  2. I had a similar bad experience when I went into a ladies’ boutique with the intention to buy ans the two young ladies, who were deep in conversation discussing personal business totally ignored me as I walked around. Until I turned to leave. Then they asked if they could help. At that point I said, No thank you, and walked out.

    Is it any wonder they’re losing business but can’t understand why? Training by management is essential. Also it’s management’s responsibility to ensure their first customers, their employees. are happy.

    Thank you, Larry.

  3. To become a “professional”, ie a skilled and competent operator, in the current world of retail trade special knowledge and ability to relate with people are necessary, essential to ensure an efficient service “personalized” to the customer. Every person loves to be treated in a particular way and will become a loyal and faithful customer of those who will be able to ensure that something more that makes it unique.
    Salespeople who know how to create a positive impression for the store, supermarket or department store where they work, must possess these skills if they want to succeed successfully in an increasingly competitive market, dominated by promotional campaigns and discounts. But these skills are not innate: they are acquired in a complete way, as well as faster and at the cost of fewer mistakes, with the training and the will to learn continuously, keeping up to date. And every executive should monitor that his employees are able to give the first good impression|

  4. Retail is the most striking example of the digitization trend of the customer’s journey; any sector where there are points of contact between people today is invested by the same challenges and opportunities. From the interactions between patients and healthcare professionals in hospitals to the relationships between financial services companies and their customers, taking care of the customer journey is essential to derive maximum value from their experiences and thus increase profitability.

  5. There is no doubt about the benefits that can derive from a direct perception, on the spot, particularly in retail. There were some television reports on this subject where the head of the company was incognito in its stores and had the opportunity to deepen, first of all, the knowledge of its employees, which is decisive, in my opinion, especially today that the organization is so fluid and globalized. at least this does not happen frequently and the “justifications” are of various kinds. And it’s a mistake because the visitor has always looked around, analyzed, but, today more than ever, he/she loves very much tell his/her own impression of experienced customer, through the word of mouth on the network. That means getting an easy success or ruin of a brand!

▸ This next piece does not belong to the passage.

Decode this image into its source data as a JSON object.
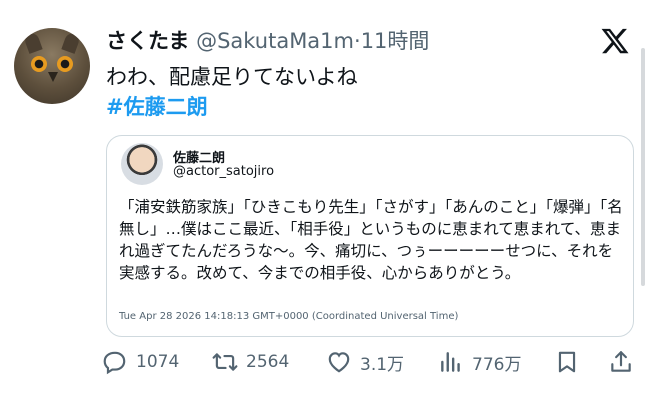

    • It’s funny we followed up on this a year later. And the results were almost identical to the one published above

  6. Everyone wants excellent customer service but few of us can deliver it every hour of every day. If we want our employees to give excellent customer service, then we need to hire employees who have the talent for job success as customer service reps. They are easy to identify but we do need to know what to look for.

  7. A couple of weeks ago my laptop died. Because I was under a deadline, I had no time to order one online, so I rushed to a brick and mortar retail store. I was lucky. There were two branches of the same store in my town. So I got what I needed.

    But the way the sales people were in each branch were very different. One branch had no idea what they had and only relied on the computer. At the other branch, the sales people knew what products they carried and didn’t without referring to the computer. I had a much more wonderful experience in that store. I felt well taken care of.

  8. I remember when online shopping started. Many retail said it wouldn’t go far for “touch” items, items that you needed to touch to determine if it is the item you’ll buy.

    What they forgot was that people used to go to the store because they wanted the experience of being in the store. If the executives actually spent time in the store, retail both online and off would look very different today.